There is a huge difference between observations an perceptions. Perceptions can be the product of misrepresented conditions. Political discourse is full of misrepresented conditions.
AFAIK, that's part of the original ideas behind UBI.
You eventually reach a point where "income" becomes sort of obsolete as a concept.
It is a partial transition to a potentially different economic structure. That implies a transition period.
UBI could just as well be a precedent that leads to decentralisation of social, economic and political structures.
That's my take.
What concerns many people, including myself is the time between now and tech unemployment; and the time between now and fundamental economic change. There could be a little lag with the adaptation of new types of entrepreneurship. This is the operant conditioning that I"m referring to. I'm not sure how quickly the populous will respond to the ques. On the same note though, I'm pretty sure that almost everyone will find something useful to do when unemployed.

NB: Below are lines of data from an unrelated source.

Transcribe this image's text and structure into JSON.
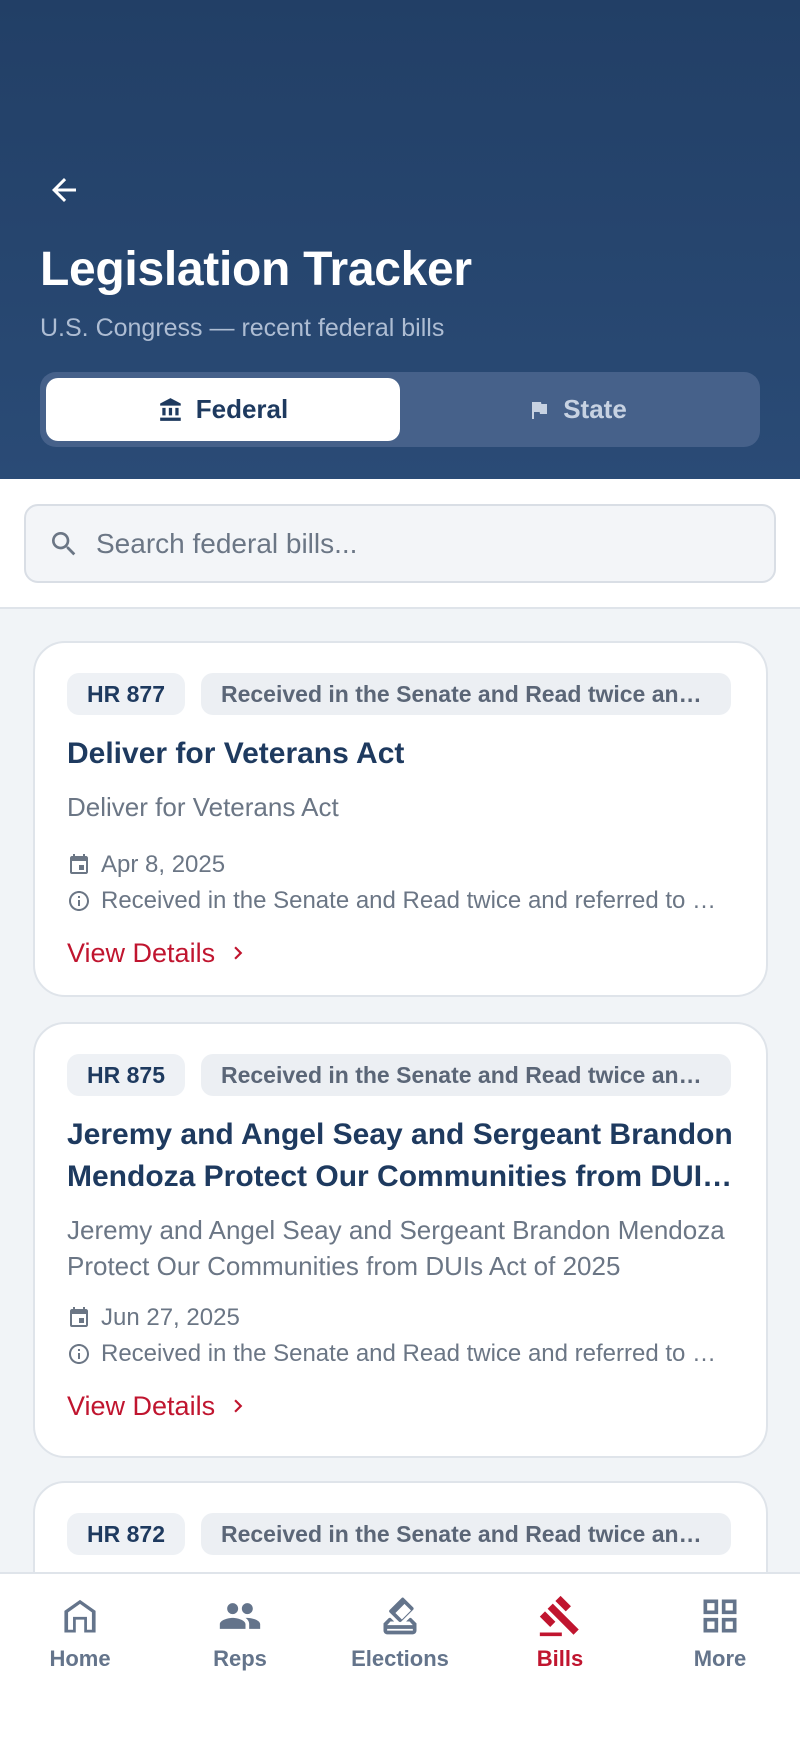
{
  "header": {
    "title": "Legislation Tracker",
    "subtitle": "U.S. Congress — recent federal bills",
    "back_icon": "arrow-left-icon"
  },
  "tabs": [
    {
      "label": "Federal",
      "icon": "bank-icon",
      "active": true
    },
    {
      "label": "State",
      "icon": "flag-icon",
      "active": false
    }
  ],
  "search": {
    "placeholder": "Search federal bills...",
    "value": ""
  },
  "bills": [
    {
      "number": "HR 877",
      "status": "Received in the Senate and Read twice and referred to the Committee",
      "title": "Deliver for Veterans Act",
      "description": "Deliver for Veterans Act",
      "date": "Apr 8, 2025",
      "latest_action": "Received in the Senate and Read twice and referred to the Committee",
      "link_label": "View Details"
    },
    {
      "number": "HR 875",
      "status": "Received in the Senate and Read twice and referred to the Committee",
      "title": "Jeremy and Angel Seay and Sergeant Brandon Mendoza Protect Our Communities from DUIs Act",
      "description": "Jeremy and Angel Seay and Sergeant Brandon Mendoza Protect Our Communities from DUIs Act of 2025",
      "date": "Jun 27, 2025",
      "latest_action": "Received in the Senate and Read twice and referred to the Committee",
      "link_label": "View Details"
    },
    {
      "number": "HR 872",
      "status": "Received in the Senate and Read twice and referred to the Committee"
    }
  ],
  "nav": [
    {
      "label": "Home",
      "icon": "home-icon",
      "active": false
    },
    {
      "label": "Reps",
      "icon": "people-icon",
      "active": false
    },
    {
      "label": "Elections",
      "icon": "ballot-icon",
      "active": false
    },
    {
      "label": "Bills",
      "icon": "gavel-icon",
      "active": true
    },
    {
      "label": "More",
      "icon": "grid-icon",
      "active": false
    }
  ],
  "colors": {
    "header_bg": "#234169",
    "accent": "#c0152f",
    "navy": "#1e3a5f"
  }
}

That's an evolutionary predisposition as well.
I saw something disturbing in the Post not long ago. "relieve poverty and cushion the effects of economic dislocation without encouraging idleness and sloth"
It makes me wonder what types of "incentives" they are cooking up for control measures under UBI. This concerns me because the governing structure would control access. On the same note however, the populous would likely respond by creating access with crowd tech that exists now. This probably suggests that UBI isn't sustainable, though temporarily useful.

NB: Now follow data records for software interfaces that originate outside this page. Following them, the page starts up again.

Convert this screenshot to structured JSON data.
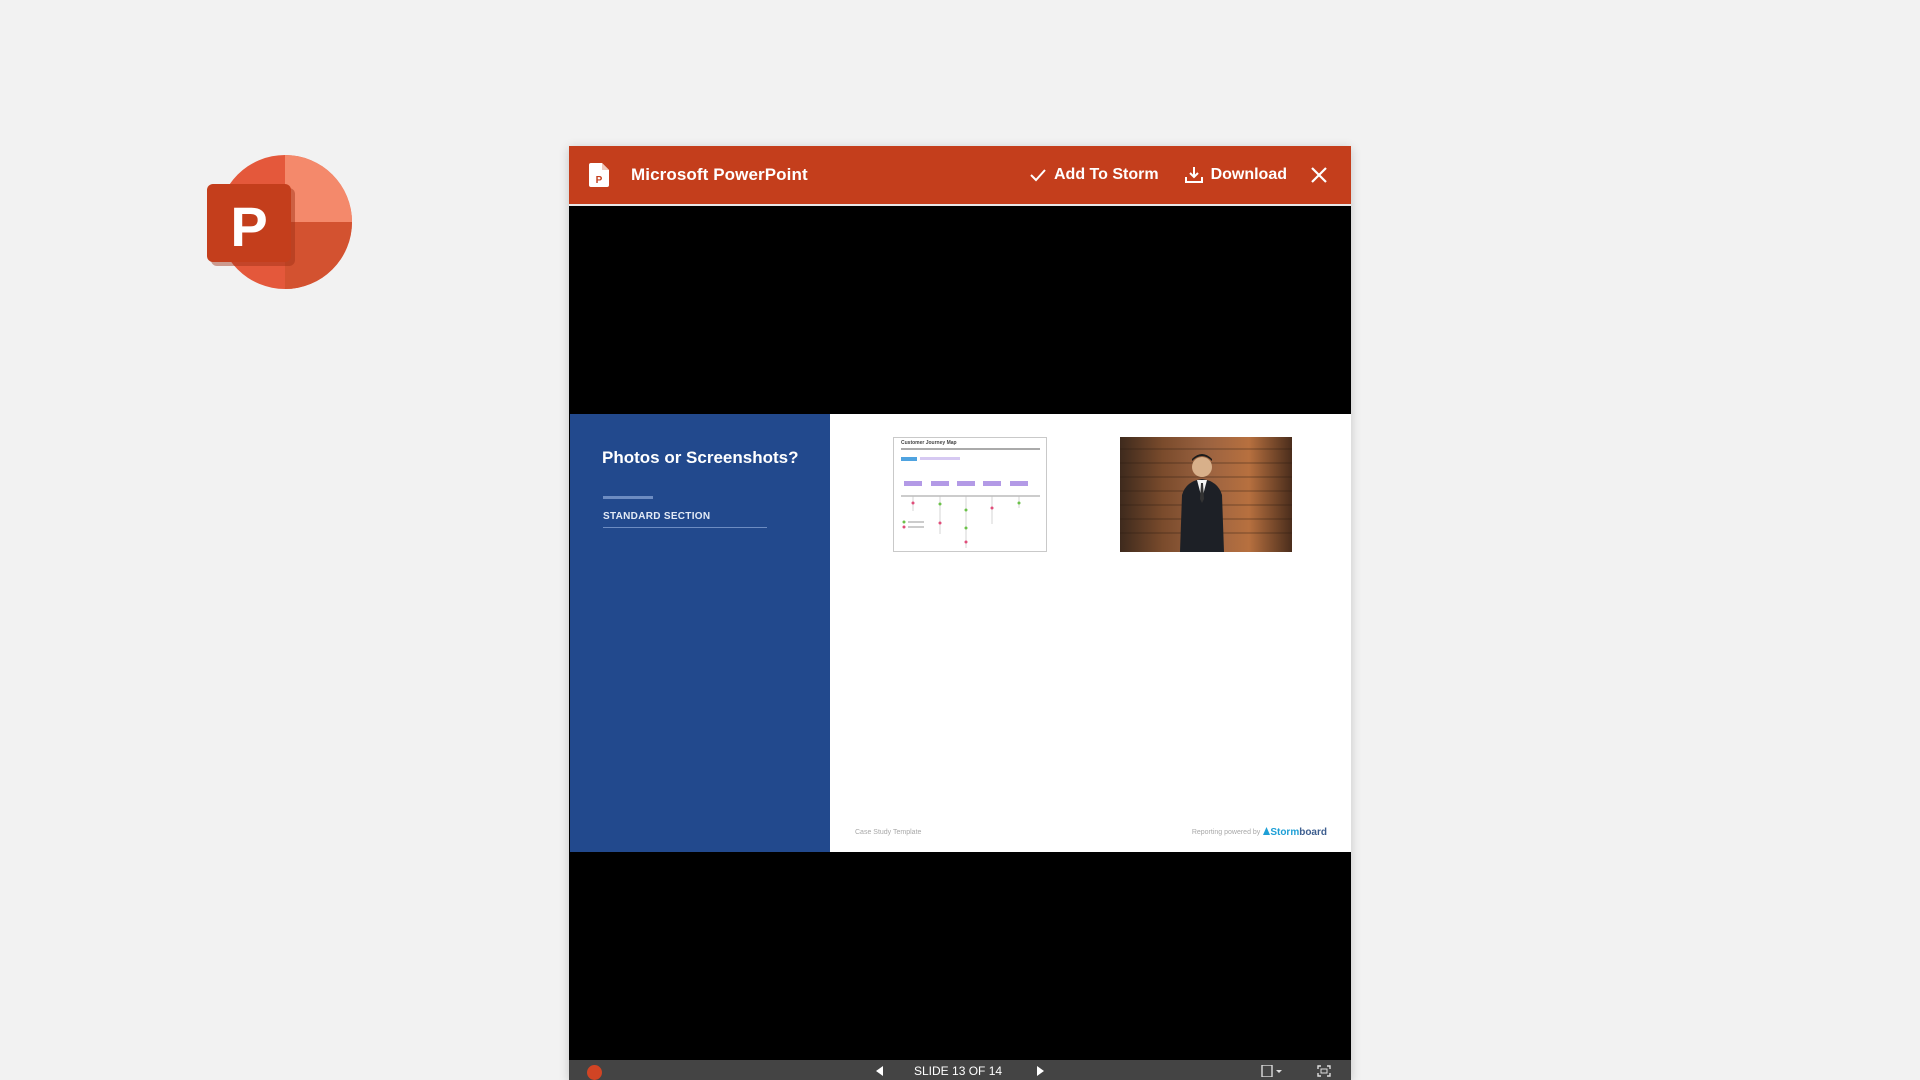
{
  "app": {
    "logo_letter": "P",
    "brand_color": "#c43e1c"
  },
  "viewer": {
    "title": "Microsoft PowerPoint",
    "file_icon": "powerpoint-file-icon",
    "actions": {
      "add_to_storm": "Add To Storm",
      "download": "Download",
      "close_icon": "close-icon"
    }
  },
  "slide": {
    "title": "Photos or Screenshots?",
    "section": "STANDARD SECTION",
    "left_panel_color": "#22498d",
    "thumbnails": {
      "journey_map_title": "Customer Journey Map"
    },
    "footer_left": "Case Study Template",
    "footer_right": "Reporting powered by",
    "brand_prefix": "Storm",
    "brand_suffix": "board"
  },
  "toolbar": {
    "slide_counter": "SLIDE 13 OF 14",
    "prev_icon": "triangle-left-icon",
    "next_icon": "triangle-right-icon",
    "view_icon": "notes-view-icon",
    "fit_icon": "fullscreen-icon"
  }
}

Technology, namely data analysis has pretty much been sufficient enough to solve the trade problem with barter for the past 100 years. Now it's more than sufficient to obsolete trade systems all together. The problem with implementing it is with the autonomy that will not only be required but also demanded. Prefab social systems are having a great deal of difficulty gaining traction; because they just don't make sense. The Venus Project was put in the limelight by Zeitgeist and now Zeitgeist is politically polarized. This is probably because of operant conditioning as well. I wouldn't expect more than small contributions from either project.

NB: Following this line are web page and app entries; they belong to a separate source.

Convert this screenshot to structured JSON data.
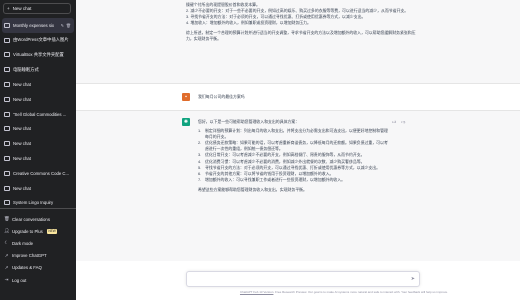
{
  "sidebar": {
    "new_chat_label": "New chat",
    "chats": [
      {
        "label": "Monthly expenses six",
        "active": true
      },
      {
        "label": "由WordPress文章中插入图片"
      },
      {
        "label": "VirtualBox 共享文件夹配置"
      },
      {
        "label": "电脑睡眠方式"
      },
      {
        "label": "New chat"
      },
      {
        "label": "New chat"
      },
      {
        "label": "\"Sell Global Commodities ..."
      },
      {
        "label": "New chat"
      },
      {
        "label": "New chat"
      },
      {
        "label": "New chat"
      },
      {
        "label": "Creative Commons Code C..."
      },
      {
        "label": "New chat"
      },
      {
        "label": "System Lingo Inquiry"
      }
    ],
    "menu": [
      {
        "label": "Clear conversations",
        "icon": "trash-icon"
      },
      {
        "label": "Upgrade to Plus",
        "badge": "NEW",
        "icon": "user-icon"
      },
      {
        "label": "Dark mode",
        "icon": "moon-icon"
      },
      {
        "label": "Improve ChatGPT",
        "icon": "external-link-icon"
      },
      {
        "label": "Updates & FAQ",
        "icon": "external-link-icon"
      },
      {
        "label": "Log out",
        "icon": "logout-icon"
      }
    ]
  },
  "conversation": {
    "top_assistant": {
      "lines": [
        "操键个付所出的现提银股价首和收发本算。",
        "2. 减少不必要的开支：对于一些不必要的开支，例如过高的娱乐、购买过多的衣服等等费，可以进行适当的减少，从而节省开支。",
        "3. 寻找节省开支的方法：对于必须的开支，可以通过寻找优惠、打折或使用优惠券等方式，以减少支出。",
        "4. 增加收入：增加额外的收入，例如兼职或投资理财，以增加财务压力。"
      ],
      "closing": "综上所述，制定一个合理的预算计划并进行适当的开支调整，寻求节省开支的方法以及增加额外的收入，可以帮助您缓解财务紧张和压力，实现财务平衡。"
    },
    "user_message": "我们每月公司的最佳方案吗",
    "assistant": {
      "intro": "您好，以下是一些可能帮助您管理收入和支出的具体方案：",
      "items": [
        "制定详细的预算计划：列出每月的收入和支出，并将支出分为必需支出和可选支出，以便更好地控制和管理每月的开支。",
        "优化债务还款策略：如果可能的话，可以考虑重新商谈债务，以降低每月的还款额。如果负债过重，可以考虑进行一次性的重组，例如统一债务偿还等。",
        "优化日常开支：可以考虑减少不必要的开支，例如高档餐厅、昂贵的服饰等，从而节约开支。",
        "优化消费习惯：可以考虑减少不必要的消费，例如减少外出就餐的次数、减少购买奢侈品等。",
        "寻找节省开支的方法：对于必须的开支，可以通过寻找优惠、打折或使用优惠券等方式，以减少支出。",
        "节省开支的其他方案：可以将节省的钱用于投资理财，以增加额外的收入。",
        "增加额外的收入：可以寻找兼职工作或者进行一些投资理财，以增加额外的收入。"
      ],
      "closing": "希望这些方案能够帮助您管理财务收入和支出，实现财务平衡。"
    }
  },
  "input": {
    "placeholder": ""
  },
  "footer": {
    "link": "ChatGPT Feb 13 Version",
    "text": ". Free Research Preview. Our goal is to make AI systems more natural and safe to interact with. Your feedback will help us improve."
  }
}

The decentralized models are having a great deal of success though. Open source is kind of new model for gift economics. It might have a lot of influence; provided that a more coherent model for accounting emerges. This essentially means a large number of people working on it.
I guess it's time for "the economists in the audience" to pick up the glove
The truth is automation isn't in itself that different from other processes of technological innovation. Even a fully automated economy (which isn't granted by current events) would be relatively easy to understand, and we could have many versions of such economy depending mostly on property rights and the wealth distribution. Despite seeming a disruptive, game-changing development, it isn't really that special, nor should we fear it more in economic terms than any other process of innovation. It's a topic that deserves a lengthy discussion that probably exceeds a forum post, but the TL;DR is that part of the apocalyptic views stems from a failure to distinguish partial equilibrium effects from general equilibrium results. While partial effects are more easily perceived by non-economists, general equilibrium logic comes with a bit of training in economics. There is a classic article by Paul Krugman explaining the differences between businessmen and economists (link: https://alvaroaltamirano.files.wordpress.com/2010/05/krugman_a-country-is-not-a-company.pdf), which applies to other non-economists as well.
However, part of the concerns are not spurious. While a well-functioning economy full of robots is easy to outline (and it's actually an excitement prospect), the hardship is in the transition towards said economy. To make an analogy, having a lot of robots is no worse than having a lot of trains, but the process of expanding railroad transportation in the XIX century did open many wounds, albeit transitory from an historical perspective, that were very real for those alive at the time. Moreover, how the transition is carried out can shape which version of the automated economy we get.